This state doesn't always last.  Usually people go on and accept that they may indeed be competent as they got this far despite their own ridiculous mistakes, and perhaps can prevent such mistakes in the future or fix ones made in the past.  They realize they're not so bad.

The present and past accepted by the person suddenly burdened with the realization of their own aptitude, they then focus on the future, and feel a sudden terror of how bad it will be.  Clearly with their current lousy plans and ridiculous ideas, they're doing everything wrong.  They're standing on a great cliff overlooking an ocean of potential future idiocy.
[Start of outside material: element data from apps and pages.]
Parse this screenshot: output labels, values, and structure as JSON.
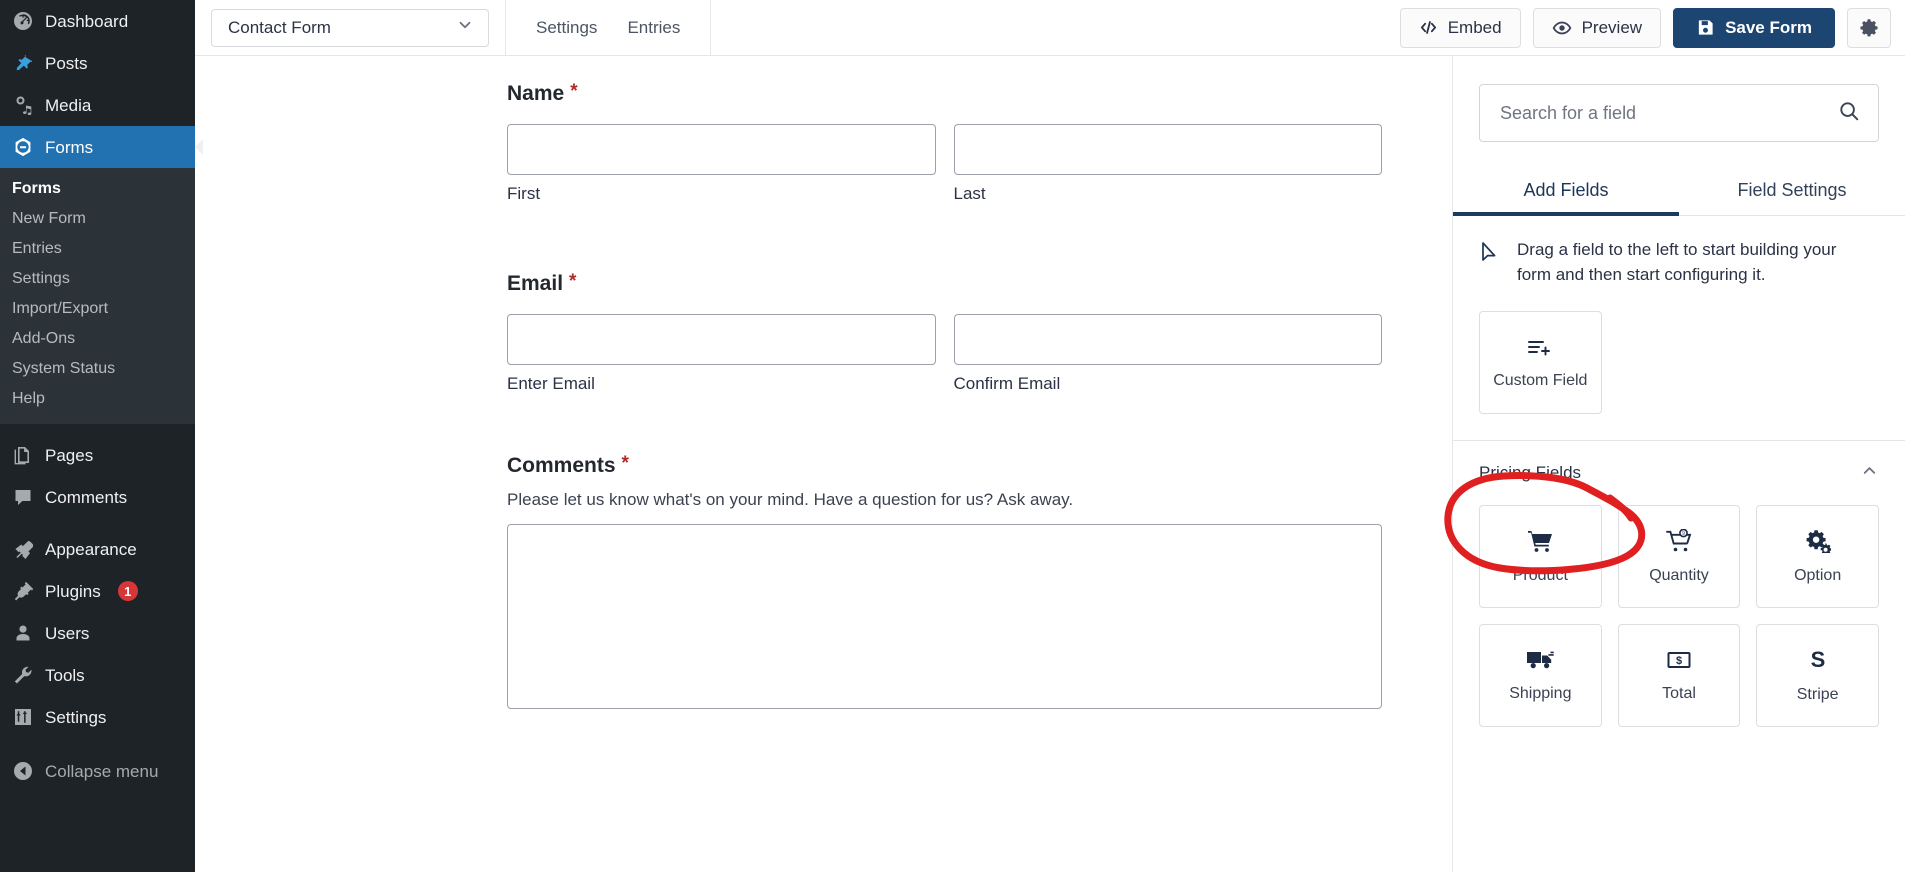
{
  "wp_sidebar": {
    "items": [
      {
        "label": "Dashboard",
        "icon": "dashboard-icon"
      },
      {
        "label": "Posts",
        "icon": "posts-pin-icon"
      },
      {
        "label": "Media",
        "icon": "media-icon"
      },
      {
        "label": "Forms",
        "icon": "forms-icon",
        "current": true
      }
    ],
    "submenu": [
      {
        "label": "Forms",
        "active": true
      },
      {
        "label": "New Form"
      },
      {
        "label": "Entries"
      },
      {
        "label": "Settings"
      },
      {
        "label": "Import/Export"
      },
      {
        "label": "Add-Ons"
      },
      {
        "label": "System Status"
      },
      {
        "label": "Help"
      }
    ],
    "items_bottom": [
      {
        "label": "Pages",
        "icon": "pages-icon"
      },
      {
        "label": "Comments",
        "icon": "comments-icon"
      }
    ],
    "items_bottom2": [
      {
        "label": "Appearance",
        "icon": "appearance-brush-icon"
      },
      {
        "label": "Plugins",
        "icon": "plugins-plug-icon",
        "badge": "1"
      },
      {
        "label": "Users",
        "icon": "users-icon"
      },
      {
        "label": "Tools",
        "icon": "tools-wrench-icon"
      },
      {
        "label": "Settings",
        "icon": "settings-sliders-icon"
      }
    ],
    "collapse": {
      "label": "Collapse menu",
      "icon": "collapse-arrow-icon"
    }
  },
  "topbar": {
    "form_select_value": "Contact Form",
    "tabs": [
      {
        "label": "Settings"
      },
      {
        "label": "Entries"
      }
    ],
    "embed_label": "Embed",
    "preview_label": "Preview",
    "save_label": "Save Form",
    "settings_gear": "gear-icon"
  },
  "form": {
    "fields": [
      {
        "label": "Name",
        "required_mark": "*",
        "sub": [
          "First",
          "Last"
        ]
      },
      {
        "label": "Email",
        "required_mark": "*",
        "sub": [
          "Enter Email",
          "Confirm Email"
        ]
      },
      {
        "label": "Comments",
        "required_mark": "*",
        "description": "Please let us know what's on your mind. Have a question for us? Ask away."
      }
    ]
  },
  "right_panel": {
    "search": {
      "placeholder": "Search for a field",
      "value": "",
      "icon": "search-icon"
    },
    "tabs": [
      {
        "label": "Add Fields",
        "active": true
      },
      {
        "label": "Field Settings",
        "active": false
      }
    ],
    "hint": {
      "text": "Drag a field to the left to start building your form and then start configuring it.",
      "icon": "cursor-arrow-icon"
    },
    "advanced_cards": [
      {
        "label": "Custom Field",
        "icon": "custom-field-icon"
      }
    ],
    "pricing_section": {
      "title": "Pricing Fields",
      "collapse_icon": "chevron-up-icon",
      "cards": [
        {
          "label": "Product",
          "icon": "shopping-cart-icon"
        },
        {
          "label": "Quantity",
          "icon": "cart-quantity-icon"
        },
        {
          "label": "Option",
          "icon": "gears-icon"
        },
        {
          "label": "Shipping",
          "icon": "truck-icon"
        },
        {
          "label": "Total",
          "icon": "money-total-icon"
        },
        {
          "label": "Stripe",
          "icon": "stripe-s-icon"
        }
      ]
    }
  },
  "annotation": {
    "shape": "hand-drawn-ellipse",
    "color": "#e02020",
    "target": "Pricing Fields"
  }
}
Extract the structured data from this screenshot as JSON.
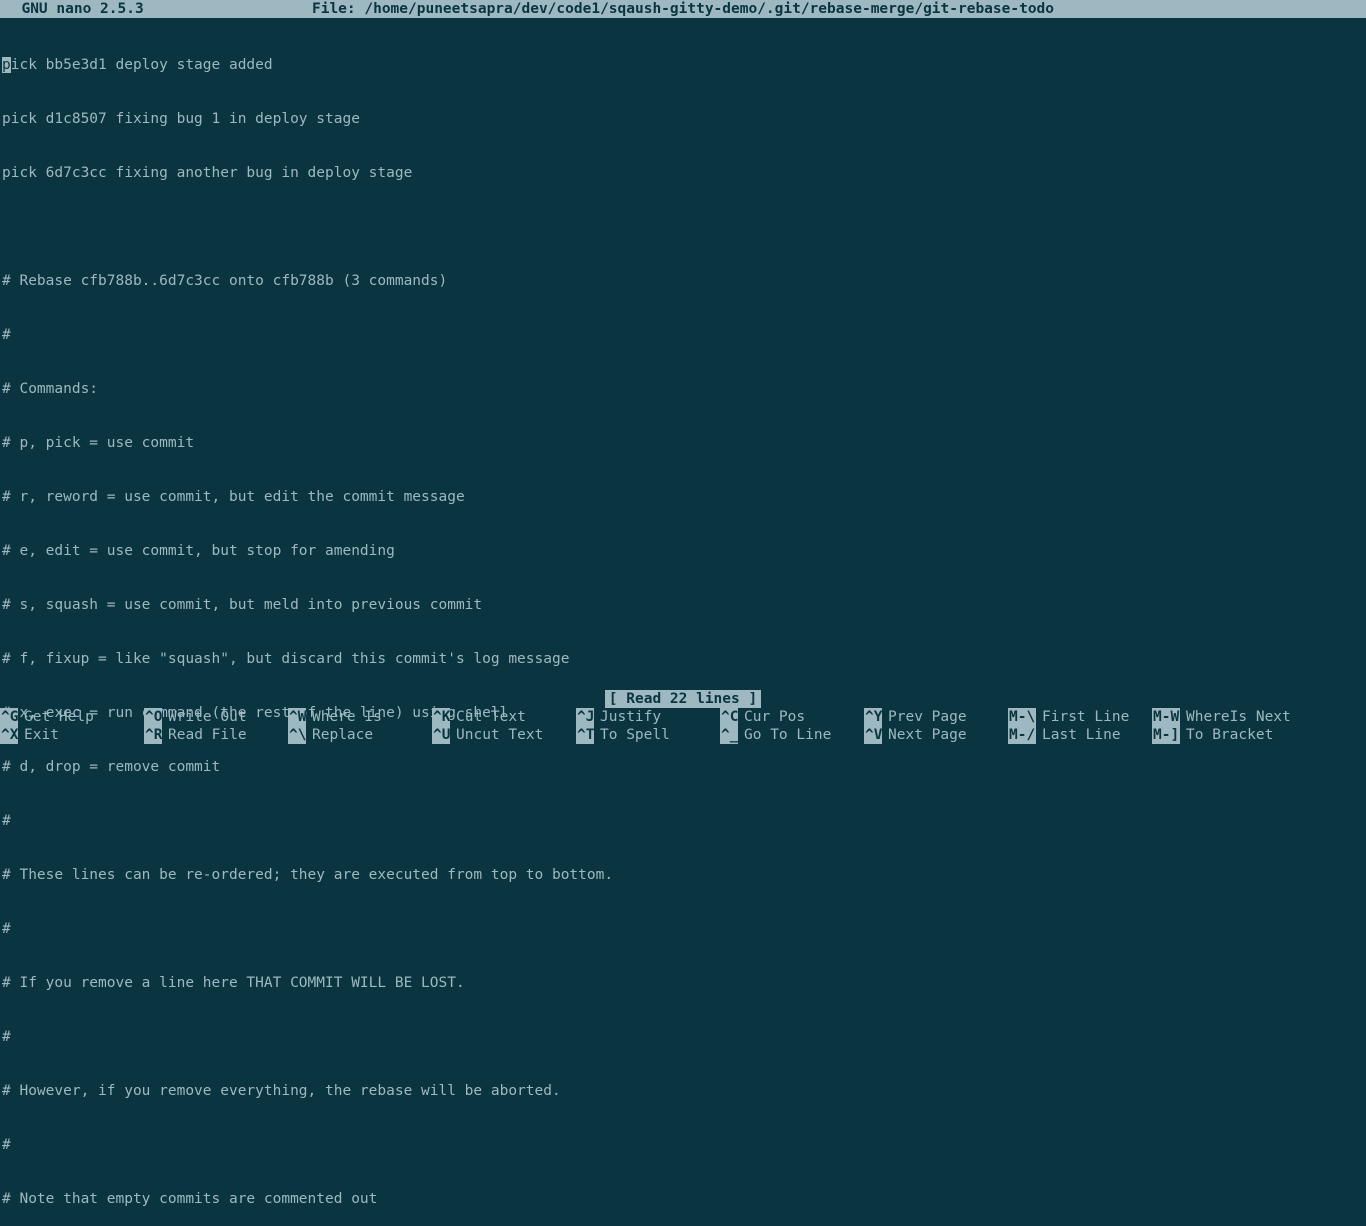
{
  "title_bar": {
    "app_name": "  GNU nano 2.5.3",
    "file_label": "File: /home/puneetsapra/dev/code1/sqaush-gitty-demo/.git/rebase-merge/git-rebase-todo"
  },
  "buffer": {
    "cursor_char": "p",
    "line0_rest": "ick bb5e3d1 deploy stage added",
    "line1": "pick d1c8507 fixing bug 1 in deploy stage",
    "line2": "pick 6d7c3cc fixing another bug in deploy stage",
    "line3": "",
    "line4": "# Rebase cfb788b..6d7c3cc onto cfb788b (3 commands)",
    "line5": "#",
    "line6": "# Commands:",
    "line7": "# p, pick = use commit",
    "line8": "# r, reword = use commit, but edit the commit message",
    "line9": "# e, edit = use commit, but stop for amending",
    "line10": "# s, squash = use commit, but meld into previous commit",
    "line11": "# f, fixup = like \"squash\", but discard this commit's log message",
    "line12": "# x, exec = run command (the rest of the line) using shell",
    "line13": "# d, drop = remove commit",
    "line14": "#",
    "line15": "# These lines can be re-ordered; they are executed from top to bottom.",
    "line16": "#",
    "line17": "# If you remove a line here THAT COMMIT WILL BE LOST.",
    "line18": "#",
    "line19": "# However, if you remove everything, the rebase will be aborted.",
    "line20": "#",
    "line21": "# Note that empty commits are commented out"
  },
  "status": {
    "message": "[ Read 22 lines ]"
  },
  "shortcuts": {
    "row1": [
      {
        "key": "^G",
        "label": "Get Help"
      },
      {
        "key": "^O",
        "label": "Write Out"
      },
      {
        "key": "^W",
        "label": "Where Is"
      },
      {
        "key": "^K",
        "label": "Cut Text"
      },
      {
        "key": "^J",
        "label": "Justify"
      },
      {
        "key": "^C",
        "label": "Cur Pos"
      },
      {
        "key": "^Y",
        "label": "Prev Page"
      },
      {
        "key": "M-\\",
        "label": "First Line"
      },
      {
        "key": "M-W",
        "label": "WhereIs Next"
      }
    ],
    "row2": [
      {
        "key": "^X",
        "label": "Exit"
      },
      {
        "key": "^R",
        "label": "Read File"
      },
      {
        "key": "^\\",
        "label": "Replace"
      },
      {
        "key": "^U",
        "label": "Uncut Text"
      },
      {
        "key": "^T",
        "label": "To Spell"
      },
      {
        "key": "^_",
        "label": "Go To Line"
      },
      {
        "key": "^V",
        "label": "Next Page"
      },
      {
        "key": "M-/",
        "label": "Last Line"
      },
      {
        "key": "M-]",
        "label": "To Bracket"
      }
    ]
  },
  "shortcut_widths": [
    144,
    144,
    144,
    144,
    144,
    144,
    144,
    144,
    170
  ]
}
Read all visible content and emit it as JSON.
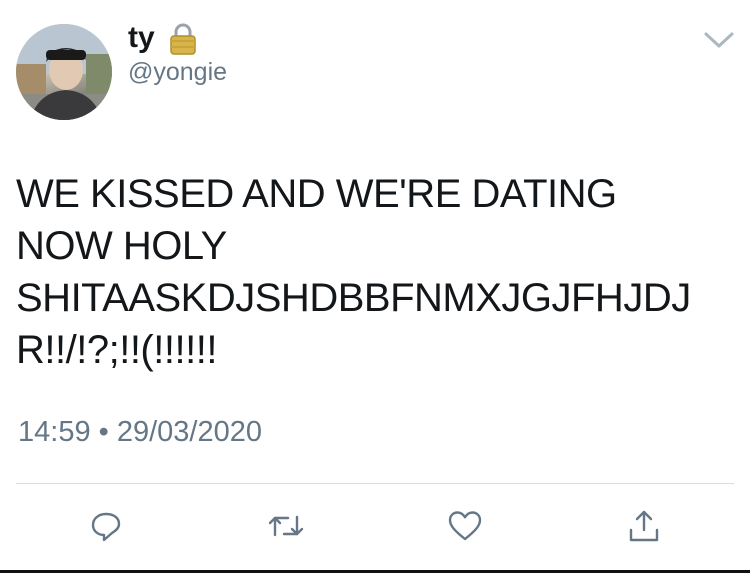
{
  "user": {
    "display_name": "ty",
    "handle": "@yongie",
    "locked": true
  },
  "tweet": {
    "text_lines": [
      "WE KISSED AND WE'RE DATING",
      "NOW HOLY",
      "SHITAASKDJSHDBBFNMXJGJFHJDJ",
      "R!!/!?;!!(!!!!!!"
    ],
    "timestamp": "14:59 • 29/03/2020"
  },
  "icons": {
    "lock": "lock-icon",
    "menu": "chevron-down-icon",
    "reply": "reply-icon",
    "retweet": "retweet-icon",
    "like": "heart-icon",
    "share": "share-icon"
  },
  "colors": {
    "text": "#14171a",
    "secondary": "#657786",
    "icon": "#657786",
    "divider": "#d6dde3",
    "background": "#ffffff"
  }
}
At this point the poor victim of self-realization finds they must accept that their own competence may mean they won't mess the future up.  Yes, there's much they can and should do different.  Our current plans are not sufficient, but if we are as competent as we dread we are, we can change that.

Finally, the competent person wonders if they really are somehow both competent and stupid.  They indeed can do the right thing, but often haven't and certainly didn't plan to in the future.  In time, they usually realize everyone can be that way.

Thus, finally, the poor soul accepts their own ability to actually get things done.

So, buck up.  You are quite likely competent, and it's OK to accept that.  You can, despite past mistakes, current idiocies, and badly-made plans for the future, get it together.  Stop dreading your competence and accept it.

It's the only way you can deal with it.

– Steven Savage